#### TASK ITEM:
Copy each line in the data that includes the word "design".

Start of EXTRACTED DATA

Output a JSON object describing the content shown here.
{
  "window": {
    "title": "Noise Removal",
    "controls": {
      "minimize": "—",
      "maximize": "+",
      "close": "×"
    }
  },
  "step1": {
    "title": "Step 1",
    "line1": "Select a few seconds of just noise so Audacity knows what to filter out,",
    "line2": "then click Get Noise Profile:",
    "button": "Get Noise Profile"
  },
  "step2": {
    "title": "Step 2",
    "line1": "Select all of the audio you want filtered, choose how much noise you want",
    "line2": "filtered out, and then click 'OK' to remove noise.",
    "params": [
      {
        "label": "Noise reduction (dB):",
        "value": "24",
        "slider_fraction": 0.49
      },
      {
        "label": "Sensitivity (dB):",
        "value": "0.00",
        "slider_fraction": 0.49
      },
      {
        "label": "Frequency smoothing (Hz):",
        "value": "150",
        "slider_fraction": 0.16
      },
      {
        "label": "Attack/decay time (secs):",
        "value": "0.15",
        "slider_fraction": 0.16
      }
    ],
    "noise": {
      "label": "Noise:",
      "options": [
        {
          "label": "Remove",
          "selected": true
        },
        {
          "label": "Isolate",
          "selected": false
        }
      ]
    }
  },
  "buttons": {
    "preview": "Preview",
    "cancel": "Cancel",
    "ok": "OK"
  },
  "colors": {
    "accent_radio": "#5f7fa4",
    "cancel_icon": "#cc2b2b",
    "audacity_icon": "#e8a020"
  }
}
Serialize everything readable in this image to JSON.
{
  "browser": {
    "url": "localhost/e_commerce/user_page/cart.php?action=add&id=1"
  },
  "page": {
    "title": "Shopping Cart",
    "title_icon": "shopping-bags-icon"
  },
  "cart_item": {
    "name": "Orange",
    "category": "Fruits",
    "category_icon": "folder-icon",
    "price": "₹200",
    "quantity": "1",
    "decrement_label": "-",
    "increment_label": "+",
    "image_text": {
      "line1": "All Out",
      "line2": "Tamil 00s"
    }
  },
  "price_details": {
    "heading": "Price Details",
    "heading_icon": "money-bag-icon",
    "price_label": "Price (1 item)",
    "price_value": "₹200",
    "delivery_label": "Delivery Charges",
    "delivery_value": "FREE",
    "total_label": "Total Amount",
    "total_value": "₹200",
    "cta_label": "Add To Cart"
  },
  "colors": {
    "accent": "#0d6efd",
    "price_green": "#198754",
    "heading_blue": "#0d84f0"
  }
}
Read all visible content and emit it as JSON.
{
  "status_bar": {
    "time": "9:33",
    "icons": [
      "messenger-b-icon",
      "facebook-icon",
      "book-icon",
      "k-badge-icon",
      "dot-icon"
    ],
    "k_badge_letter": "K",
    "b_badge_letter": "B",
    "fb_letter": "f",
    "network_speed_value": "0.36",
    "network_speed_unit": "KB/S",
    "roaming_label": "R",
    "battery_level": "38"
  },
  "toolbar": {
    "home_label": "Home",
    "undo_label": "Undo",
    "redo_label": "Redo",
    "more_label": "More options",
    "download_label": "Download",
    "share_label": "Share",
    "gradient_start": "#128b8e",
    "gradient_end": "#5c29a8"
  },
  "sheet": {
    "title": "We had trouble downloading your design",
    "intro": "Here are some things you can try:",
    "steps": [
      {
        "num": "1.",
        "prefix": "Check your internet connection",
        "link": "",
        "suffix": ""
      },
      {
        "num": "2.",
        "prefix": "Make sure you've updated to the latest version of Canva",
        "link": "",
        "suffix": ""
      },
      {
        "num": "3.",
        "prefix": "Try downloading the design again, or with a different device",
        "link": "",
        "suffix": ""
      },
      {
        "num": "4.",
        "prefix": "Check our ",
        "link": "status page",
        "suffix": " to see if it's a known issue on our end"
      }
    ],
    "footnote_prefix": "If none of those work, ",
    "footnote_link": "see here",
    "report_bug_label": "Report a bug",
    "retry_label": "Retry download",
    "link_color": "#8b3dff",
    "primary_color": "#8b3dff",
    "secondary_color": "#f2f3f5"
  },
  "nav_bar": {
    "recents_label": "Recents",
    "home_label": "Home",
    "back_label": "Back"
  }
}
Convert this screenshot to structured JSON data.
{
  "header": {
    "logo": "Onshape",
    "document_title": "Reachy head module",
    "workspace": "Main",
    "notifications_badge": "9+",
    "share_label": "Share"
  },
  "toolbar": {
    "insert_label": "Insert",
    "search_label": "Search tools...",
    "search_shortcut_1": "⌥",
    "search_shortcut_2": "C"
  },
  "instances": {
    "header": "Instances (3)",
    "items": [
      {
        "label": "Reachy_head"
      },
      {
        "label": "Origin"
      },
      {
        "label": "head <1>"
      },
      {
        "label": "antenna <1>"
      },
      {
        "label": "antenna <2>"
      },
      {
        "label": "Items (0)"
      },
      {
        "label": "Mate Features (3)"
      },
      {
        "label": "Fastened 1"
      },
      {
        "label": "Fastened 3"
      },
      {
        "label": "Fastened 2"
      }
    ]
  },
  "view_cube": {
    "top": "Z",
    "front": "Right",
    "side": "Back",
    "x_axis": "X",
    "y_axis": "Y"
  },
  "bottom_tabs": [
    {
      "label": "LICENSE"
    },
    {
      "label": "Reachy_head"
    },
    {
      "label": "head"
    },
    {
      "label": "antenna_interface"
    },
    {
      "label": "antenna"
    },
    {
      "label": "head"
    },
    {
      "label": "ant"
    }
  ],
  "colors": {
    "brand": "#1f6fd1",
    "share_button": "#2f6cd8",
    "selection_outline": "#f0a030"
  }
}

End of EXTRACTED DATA

#### EXERCISE RESULT:
    "title": "We had trouble downloading your design",
        "prefix": "Try downloading the design again, or with a different device",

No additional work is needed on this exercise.